── The data
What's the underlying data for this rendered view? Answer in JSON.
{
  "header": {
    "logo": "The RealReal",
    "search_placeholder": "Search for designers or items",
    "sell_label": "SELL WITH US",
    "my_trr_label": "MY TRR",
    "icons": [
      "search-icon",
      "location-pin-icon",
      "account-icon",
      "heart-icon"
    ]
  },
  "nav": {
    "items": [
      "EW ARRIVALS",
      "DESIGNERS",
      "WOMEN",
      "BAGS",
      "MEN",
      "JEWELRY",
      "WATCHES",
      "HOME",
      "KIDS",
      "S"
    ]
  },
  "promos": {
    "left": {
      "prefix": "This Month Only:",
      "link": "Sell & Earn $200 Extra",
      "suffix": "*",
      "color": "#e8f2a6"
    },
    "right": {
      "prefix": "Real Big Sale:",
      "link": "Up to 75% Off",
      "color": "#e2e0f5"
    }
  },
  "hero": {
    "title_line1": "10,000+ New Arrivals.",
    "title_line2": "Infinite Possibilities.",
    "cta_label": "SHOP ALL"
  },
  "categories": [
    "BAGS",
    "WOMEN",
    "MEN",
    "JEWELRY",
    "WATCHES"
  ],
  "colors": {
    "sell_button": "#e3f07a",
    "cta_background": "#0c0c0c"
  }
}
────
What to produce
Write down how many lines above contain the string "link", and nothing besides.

Reply
2